Kevin Rose of Digg.com and the Digg Nation Podcast has been getting some very nice press lately. The 10k foot overview, Business Week is saying he’s worth kabillions and a bunch of very jealous types disagree. One sane voice out there, Chris Pirillo, but I’m not too hot on his math either.
I offer here a few thoughts on the numbers and some general freeflow of information on why this stuff might even be more important than the valuation.
First of all, I think Kevin’s a great guy. Never met him but he’s got an honesty about him (since the TechTV days) that you don’t see in most of your Geekonaires (paper or otherwise). He’s got the mind to make things happen and the work ethic to see it through. That’s a rare combo people. The DiggNation Podcast is one of the best examples of where this industry is doing – but we’ll discuss that later.
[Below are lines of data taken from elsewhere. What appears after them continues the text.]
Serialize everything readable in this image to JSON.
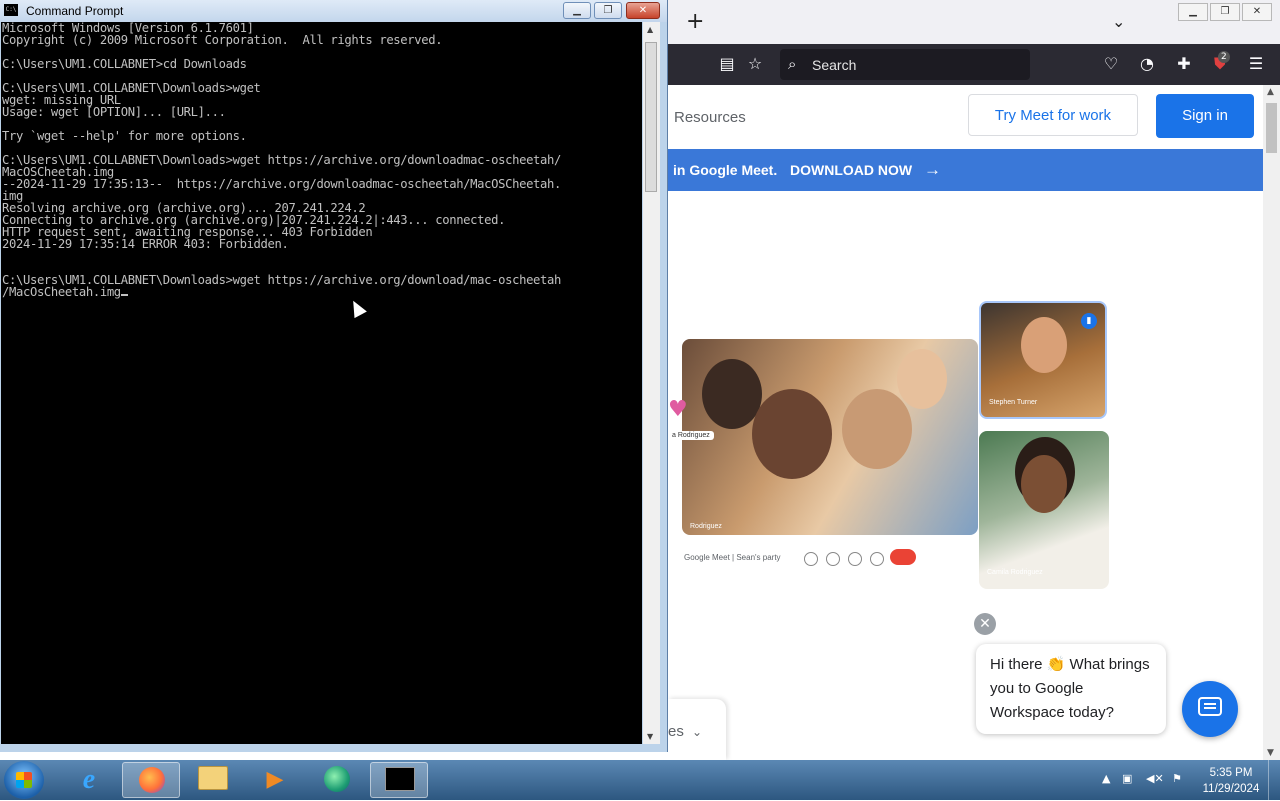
{
  "cmd_window": {
    "title": "Command Prompt",
    "lines": [
      "Microsoft Windows [Version 6.1.7601]",
      "Copyright (c) 2009 Microsoft Corporation.  All rights reserved.",
      "",
      "C:\\Users\\UM1.COLLABNET>cd Downloads",
      "",
      "C:\\Users\\UM1.COLLABNET\\Downloads>wget",
      "wget: missing URL",
      "Usage: wget [OPTION]... [URL]...",
      "",
      "Try `wget --help' for more options.",
      "",
      "C:\\Users\\UM1.COLLABNET\\Downloads>wget https://archive.org/downloadmac-oscheetah/",
      "MacOSCheetah.img",
      "--2024-11-29 17:35:13--  https://archive.org/downloadmac-oscheetah/MacOSCheetah.",
      "img",
      "Resolving archive.org (archive.org)... 207.241.224.2",
      "Connecting to archive.org (archive.org)|207.241.224.2|:443... connected.",
      "HTTP request sent, awaiting response... 403 Forbidden",
      "2024-11-29 17:35:14 ERROR 403: Forbidden.",
      "",
      "",
      "C:\\Users\\UM1.COLLABNET\\Downloads>wget https://archive.org/download/mac-oscheetah",
      "/MacOsCheetah.img"
    ],
    "buttons": {
      "minimize": "▁",
      "maximize": "❐",
      "close": "✕"
    }
  },
  "browser": {
    "new_tab": "+",
    "tabs_dropdown": "⌄",
    "search_placeholder": "Search",
    "extension_badge": "2",
    "page": {
      "nav_resources": "Resources",
      "try_meet": "Try Meet for work",
      "sign_in": "Sign in",
      "banner_text": "in Google Meet.",
      "banner_cta": "DOWNLOAD NOW",
      "banner_arrow": "→",
      "meet_bar_label": "Google Meet  |  Sean's party",
      "tile1_name": "Stephen Turner",
      "tile2_name": "Camila Rodriguez",
      "main_name": "Rodriguez",
      "chip_name": "a Rodriguez",
      "chat_close": "✕",
      "chat_message": "Hi there 👏 What brings you to Google Workspace today?",
      "bottom_card_text": "es"
    }
  },
  "taskbar": {
    "time": "5:35 PM",
    "date": "11/29/2024",
    "apps": [
      "internet-explorer",
      "firefox",
      "file-explorer",
      "media-player",
      "app-green",
      "command-prompt"
    ]
  },
  "colors": {
    "meet_blue": "#1a73e8",
    "banner_blue": "#3a78d8",
    "console_text": "#c0c0c0"
  }
}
Side rant, what would have happened if TechTV was still around and they owned TWiT, Digg, and everything else coming from that group? Getting fired was the best thing that ever happened to those guys.
Economics 101 – the concept of worth only comes from what people will pay for it – the money game is a game. In today’s Bubble 2.0 environment, I’d bet good money that there are some VCs out there willing to pay that much. I’ll bet even better money that they’ve already tried, and I’ll bet the big bucks that Kevin and Co have declined more offers than we’d bet they have. They’re worth what they can get a check written for – not a dime more or less. And, yes, I think they could get a check written in 24 hours for the amount of scratch BusinessWeek was throwing around. Smart move for the VCs? Don’t know, I’m not a VC. Enough of the economics lesson.
Want to read an amazing, non dotcom book about valuation? Any Old Iron by Anthony Burgess (wrote Clockwork Orange). Book blew my mind before I plugged in my first modem and I still think about it today.
The argument from Chris: He says the real value is the community – not the technology. I agree, but I have to point out that community moves on a regular basis. Remember when Delicious was all the rage? Remember when Slashdot owned the geek eyeballs? Remember the first time you said “Google is the name of a search engine? Really?” In short, communities move. I haven’t seen a site yet that couldn’t lose their community if something better came along.
Let’s talk about Digg’s marketing campaign.
Oh yeah, they never spent a dime.
But they had this thing called the Digg Nation Podcast.
Kevin and Alex sit around, drink beers, and talk about the top stories at Digg.com.
Single camera shoot – nearly an hour every time.
They break every “rule” in producing video.
Yet the show is more compelling than anything else in the long-form video Podcast space (which I’d define as over 5 minutes).
Why? Here’s my take: news delivered by a fancy gun in his (or now her, thanks to Katie) fancy chair in some fancy studio does something to make it “unreal.” How much can an anchor really care about the war they’re reporting on when they just had makeup applied by an ‘artist’ read a script from ‘writers’ they’ll never meet and get driven home from ‘work’ by their driver after the broadcast because it took so much out of them? The news is more like a Hollywood movie every day and the most popular television shows are shot to make them look like documentaries.
Traditional media is fake all over. The traditional news media is the worst.
Kevin is Kevin. Alex is Alex. Swear words pop up, beer makes them burp, a pretty girl walking by distracts them and they do their own tech support on their own computers that die during a “taping.” They love what they’re reporting about, it impacts their lives directly and they’re having a blast.
And, the best part is, you get the idea that they’d be taping this show even if they weren’t kabillionaires (yes, on paper).
I visit Digg on a regular basis because of the show. It reminds me that the stories are real (often times hillarious) and that it’s people that matter.
The Podcast did that for me – and I’d bet a number of other people as well. It ain’t popular because of the beer reviews. Yes, they have sponsors on the show and see some decent scratch from that but … the show serves Digg, which is paying the bills.
How many other products or services like that could benefit from a buddy show format? Imagine Mike and Doug sitting around drinking beer talking about the shows that they have in their network. I bet you viewership would double in a year. Get out of tech and imagine a 10 minute Podcast of teens talking about the shows on the WB’s schedule next week or the designers at Toyota talking about the next hybrid.
Podcasts offer us the chance to get a lot closer to the source and get a lot more real than we’ve ever been before. Fortunes will be made as a result of this opportunity.
Who will take it next?
Enough rambling. WWDC is coming quickly and I want to blog long at home for fun, profit, and a little Google juice if done right.